After all, it's Lahti who got the praise here. Despite Hawn being the star, Lahti managed to turn this into a major career move, and in fact won the film's only Oscar nomination. At first I didn't really get the nomination, as after all this was just Christine Lahti and she has always had incredible onscreen presence (part of me wonders if the nomination was simply a way to tell casting directors "hire her!"), but as the film goes on Lahti makes the most out of a thankless comic side role. She finds depths in Hazel that no one else is really pining for (watch the way that she has to continually abandon her dreams, and the way she doesn't really know what happiness is-that's not really in the script, but Lahti makes sure you notice it), and she steals literally every scene she's in in the movie. Lahti would have benefited from a better screenwriter (I wonder if she'd have won the Oscar if we'd received Demme's original vantage of the script), but she's way better than the movie and (in my opinion) one of those rare random Oscar nominations of the 1980's that actually deserved inclusion.
Before I go I would be remiss if I didn't come back to the feminist argument here, as it's interesting to watch this film or a movie like A League of Their Own and wonder how tragic it was that America decided it didn't have room for women in the workplace and the athletic field decades earlier than the Women's Liberation movement of the 1970's (think of what we might have accomplished!). We get little sense from either Demme or Hawn over the unfairness of the women, who now have more experience in the factory, getting fired just so their husbands can go back to work, or the complicated political ramifications of such a decision (since their husbands were forced to go to war and give up their jobs due to a draft and national pressure). That would have made an interesting picture, but Hawn and Lahti let on little other than the occasional complaint from a random coworker that they shouldn't have to be fired to give their job to a man. As a result, the film feels decidedly anti-feminist which is the exact opposite of what it was going toward.

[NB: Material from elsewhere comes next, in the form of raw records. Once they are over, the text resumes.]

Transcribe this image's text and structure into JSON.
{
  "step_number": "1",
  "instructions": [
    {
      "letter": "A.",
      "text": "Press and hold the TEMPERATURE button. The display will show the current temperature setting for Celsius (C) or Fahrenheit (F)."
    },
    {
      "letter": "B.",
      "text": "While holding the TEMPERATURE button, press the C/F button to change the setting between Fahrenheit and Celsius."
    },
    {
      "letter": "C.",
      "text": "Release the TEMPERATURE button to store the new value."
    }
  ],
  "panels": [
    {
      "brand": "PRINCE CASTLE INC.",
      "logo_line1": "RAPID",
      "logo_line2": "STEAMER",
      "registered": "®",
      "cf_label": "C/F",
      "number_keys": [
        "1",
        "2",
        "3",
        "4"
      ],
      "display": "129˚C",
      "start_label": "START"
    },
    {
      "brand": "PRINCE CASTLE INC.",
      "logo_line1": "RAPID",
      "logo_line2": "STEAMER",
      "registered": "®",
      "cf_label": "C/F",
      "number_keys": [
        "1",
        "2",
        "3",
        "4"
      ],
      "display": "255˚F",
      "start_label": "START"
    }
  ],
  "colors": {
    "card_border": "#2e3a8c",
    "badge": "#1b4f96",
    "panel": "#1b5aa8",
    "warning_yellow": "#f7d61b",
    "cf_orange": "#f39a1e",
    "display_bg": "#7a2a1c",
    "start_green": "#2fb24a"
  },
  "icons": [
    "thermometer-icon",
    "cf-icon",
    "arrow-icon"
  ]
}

All-in-all, I left this film thoroughly disappointed, save for the excellent work being done by Christine Lahti, and also with a newfound (ahem) appreciation for Ed Harris in a naval uniform. If you've seen the picture, what are your thoughts-do you agree the film feels disjointed and lacking a clear vision? Are you also wondering why Lahti didn't become a bigger film star as a result of this movie? And which of the 1984 Supporting Actresses gets your vote? Share in the comments!